Florida nursed a 1-0 lead into a 2-0 margin almost halfway through the third period, looking to win its sixth consecutive game. That looked great … and then Sidney Crosby + Kris Letang happened.

Let’s put it this way: this GIF of Crosby being frustrated is amusing, yet it doesn’t exactly tell the story of Saturday’s 3-2 overtime win for the Penguins:

Instead, Crosby grabbed his 900th point assisting on a Letang goal, and finished the night with 902 by collecting the game-tying goal and grabbing a helper on Letang’s overtime game-winner.

Crosby crossing that barrier is indeed special, even if it prompts “What if?” questions about No. 87’s health.

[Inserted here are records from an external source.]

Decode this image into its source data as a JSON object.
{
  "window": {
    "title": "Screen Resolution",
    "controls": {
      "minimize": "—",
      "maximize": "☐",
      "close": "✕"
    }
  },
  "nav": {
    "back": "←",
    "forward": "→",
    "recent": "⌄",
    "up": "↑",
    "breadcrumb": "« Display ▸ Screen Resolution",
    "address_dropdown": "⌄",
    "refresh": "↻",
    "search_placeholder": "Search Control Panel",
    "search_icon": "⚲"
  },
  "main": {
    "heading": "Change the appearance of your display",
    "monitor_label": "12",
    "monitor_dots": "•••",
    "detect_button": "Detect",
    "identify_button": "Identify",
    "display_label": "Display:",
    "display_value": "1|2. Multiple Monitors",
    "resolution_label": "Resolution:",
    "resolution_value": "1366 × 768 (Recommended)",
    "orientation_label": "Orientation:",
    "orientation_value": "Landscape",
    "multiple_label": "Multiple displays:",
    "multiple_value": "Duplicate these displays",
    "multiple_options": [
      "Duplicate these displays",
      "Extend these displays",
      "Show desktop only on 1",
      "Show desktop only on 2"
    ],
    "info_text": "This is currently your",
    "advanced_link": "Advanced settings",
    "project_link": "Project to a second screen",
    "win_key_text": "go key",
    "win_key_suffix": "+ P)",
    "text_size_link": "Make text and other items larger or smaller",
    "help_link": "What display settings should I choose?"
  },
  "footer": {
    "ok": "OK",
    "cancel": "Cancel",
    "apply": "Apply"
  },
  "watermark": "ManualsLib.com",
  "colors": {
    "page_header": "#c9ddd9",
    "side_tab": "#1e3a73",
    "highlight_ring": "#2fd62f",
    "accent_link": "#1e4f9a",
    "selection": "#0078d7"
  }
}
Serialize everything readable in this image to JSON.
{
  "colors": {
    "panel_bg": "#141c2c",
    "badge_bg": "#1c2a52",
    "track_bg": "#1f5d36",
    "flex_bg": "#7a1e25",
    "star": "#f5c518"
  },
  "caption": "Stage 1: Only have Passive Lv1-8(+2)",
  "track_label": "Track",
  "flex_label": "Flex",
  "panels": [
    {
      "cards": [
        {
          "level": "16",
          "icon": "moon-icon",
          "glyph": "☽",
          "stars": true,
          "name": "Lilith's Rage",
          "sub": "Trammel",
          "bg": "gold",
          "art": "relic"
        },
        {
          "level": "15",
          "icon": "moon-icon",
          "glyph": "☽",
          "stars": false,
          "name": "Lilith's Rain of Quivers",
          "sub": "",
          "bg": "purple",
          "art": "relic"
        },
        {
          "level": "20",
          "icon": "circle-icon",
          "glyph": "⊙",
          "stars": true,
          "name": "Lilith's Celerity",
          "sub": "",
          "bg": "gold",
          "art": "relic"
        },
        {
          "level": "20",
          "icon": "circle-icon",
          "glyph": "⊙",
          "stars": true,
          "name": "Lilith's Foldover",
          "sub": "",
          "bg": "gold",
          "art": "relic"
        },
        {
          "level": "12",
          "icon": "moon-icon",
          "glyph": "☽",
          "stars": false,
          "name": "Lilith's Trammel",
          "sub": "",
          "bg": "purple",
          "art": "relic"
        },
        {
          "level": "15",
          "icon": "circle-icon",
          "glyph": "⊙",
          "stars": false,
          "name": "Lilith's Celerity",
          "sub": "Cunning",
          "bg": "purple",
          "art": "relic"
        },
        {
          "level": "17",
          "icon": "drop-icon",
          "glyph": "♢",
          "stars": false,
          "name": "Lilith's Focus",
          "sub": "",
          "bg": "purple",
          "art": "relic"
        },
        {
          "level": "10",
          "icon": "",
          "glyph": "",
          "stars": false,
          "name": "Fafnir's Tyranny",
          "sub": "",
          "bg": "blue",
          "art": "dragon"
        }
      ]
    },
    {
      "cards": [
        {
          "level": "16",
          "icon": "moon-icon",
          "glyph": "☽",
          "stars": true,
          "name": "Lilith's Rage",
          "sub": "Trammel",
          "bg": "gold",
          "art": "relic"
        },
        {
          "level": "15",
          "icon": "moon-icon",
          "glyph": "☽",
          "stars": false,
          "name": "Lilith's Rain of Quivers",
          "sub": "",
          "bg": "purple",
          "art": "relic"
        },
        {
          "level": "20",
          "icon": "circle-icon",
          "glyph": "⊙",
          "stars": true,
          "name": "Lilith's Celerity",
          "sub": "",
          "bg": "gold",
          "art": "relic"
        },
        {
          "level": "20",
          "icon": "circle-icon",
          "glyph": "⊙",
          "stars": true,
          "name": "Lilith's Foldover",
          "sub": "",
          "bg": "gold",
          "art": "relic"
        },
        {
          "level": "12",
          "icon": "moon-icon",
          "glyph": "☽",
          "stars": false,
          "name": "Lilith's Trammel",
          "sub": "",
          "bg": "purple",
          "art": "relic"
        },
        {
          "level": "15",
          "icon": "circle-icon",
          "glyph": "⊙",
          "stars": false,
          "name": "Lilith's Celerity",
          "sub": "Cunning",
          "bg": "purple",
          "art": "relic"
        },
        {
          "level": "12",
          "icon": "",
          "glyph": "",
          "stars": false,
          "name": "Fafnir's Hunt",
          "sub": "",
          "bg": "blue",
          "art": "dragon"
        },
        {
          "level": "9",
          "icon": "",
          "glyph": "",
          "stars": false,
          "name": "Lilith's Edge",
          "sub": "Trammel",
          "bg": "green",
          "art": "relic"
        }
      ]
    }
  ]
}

The resurgence of Crosby and Letang already played a big role in the Penguins going from disjointed and frustrating to sneaky and scary, so it  shouldn’t be that surprising to see them play so well. Doing so in such brisk order is a little bewildering, however.